Members of the media in Ferguson, Missouri, should consider renting some condos, because it doesn’t seem like the grand jury convened to hear evidence regarding Michael Brown’s death will come to a decision any time soon. In an interview with local CNN affiliate KMOV, St. Louis County prosecutor Robert McCulloch said, “The aspirational time is by mid-October to have everything completed.”
That doesn’t necessarily mean that protesters who have taken to the streets since Aug. 9 will have to wait months for any sort of legal action. U.S. Attorney General Eric Holder could also pursue charges in a federal civil rights case. CNN reports:

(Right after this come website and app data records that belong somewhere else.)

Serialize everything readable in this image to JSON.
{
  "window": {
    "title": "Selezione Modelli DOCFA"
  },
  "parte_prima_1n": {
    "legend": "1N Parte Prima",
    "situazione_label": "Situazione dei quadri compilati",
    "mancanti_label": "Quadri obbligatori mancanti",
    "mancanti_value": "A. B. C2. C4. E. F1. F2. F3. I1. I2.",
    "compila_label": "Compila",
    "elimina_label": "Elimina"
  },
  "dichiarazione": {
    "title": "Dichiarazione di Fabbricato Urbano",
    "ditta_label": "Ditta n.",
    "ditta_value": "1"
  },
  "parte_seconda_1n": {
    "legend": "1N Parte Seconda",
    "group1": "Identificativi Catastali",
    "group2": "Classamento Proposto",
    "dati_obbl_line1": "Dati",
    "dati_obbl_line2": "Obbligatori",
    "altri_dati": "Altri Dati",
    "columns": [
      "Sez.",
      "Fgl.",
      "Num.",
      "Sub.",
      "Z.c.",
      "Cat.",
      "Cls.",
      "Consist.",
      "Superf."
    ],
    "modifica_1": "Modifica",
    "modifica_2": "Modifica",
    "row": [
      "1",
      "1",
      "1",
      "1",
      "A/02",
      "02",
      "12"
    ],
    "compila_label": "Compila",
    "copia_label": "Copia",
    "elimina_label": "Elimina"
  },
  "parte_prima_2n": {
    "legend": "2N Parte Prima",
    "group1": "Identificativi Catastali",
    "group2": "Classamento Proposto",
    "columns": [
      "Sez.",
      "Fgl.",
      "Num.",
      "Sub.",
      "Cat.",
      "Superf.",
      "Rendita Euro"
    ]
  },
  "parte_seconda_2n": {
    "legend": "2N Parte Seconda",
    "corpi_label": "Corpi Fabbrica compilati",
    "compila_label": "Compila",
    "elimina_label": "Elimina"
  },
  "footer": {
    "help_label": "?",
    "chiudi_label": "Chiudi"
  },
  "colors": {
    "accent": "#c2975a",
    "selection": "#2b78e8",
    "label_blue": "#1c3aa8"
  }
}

The most high-profile figure in President Barack Obama’s administration to visit Ferguson, Holder has stressed that the federal government is on the case and listening — both to protesters calling for Wilson’s arrest and for an end to what they describe as a heavy-handed police response, and to residents and law enforcement officers challenged with looting and violence from some in the crowd.
Holder joined dozens of FBI agents who have swarmed on the eastern Missouri city, as the U.S. Justice Department’s civil rights division probes the case.
But for charges and a conviction in a federal civil rights case, authorities would have to prove “racial hostility,” according to CNN senior legal analyst Jeffrey Toobin, should they argue that Wilson somehow targeted Brown. Holder himself acknowledged this distinction Wednesday, saying that he hoped all the investigative work being done has a positive impact.
It is rare to see an attorney general taking such personal interest in a case, according to the L.A. Times, and it likely indicates that Holder is attempting to make the fight for civil rights a central aspect of his tenure. “You have to understand where this case comes from and what it means to civil rights under Holder,” said Matthew Miller, a former Justice Department chief spokesman. “Go back to the beginning of his tenure, to his confirmation hearings. He made one of his key promises that he would restore the credibility of the department’s civil rights division. And he is doing that.”
During his confirmation hearings in January 2009, Holder told the Senate Judiciary Committee: “The Civil Rights Division is unique. It is in some ways the conscience of the Justice Department. And I think in some ways you can measure the success of an attorney general’s tenure by how the Civil Rights Division has done.”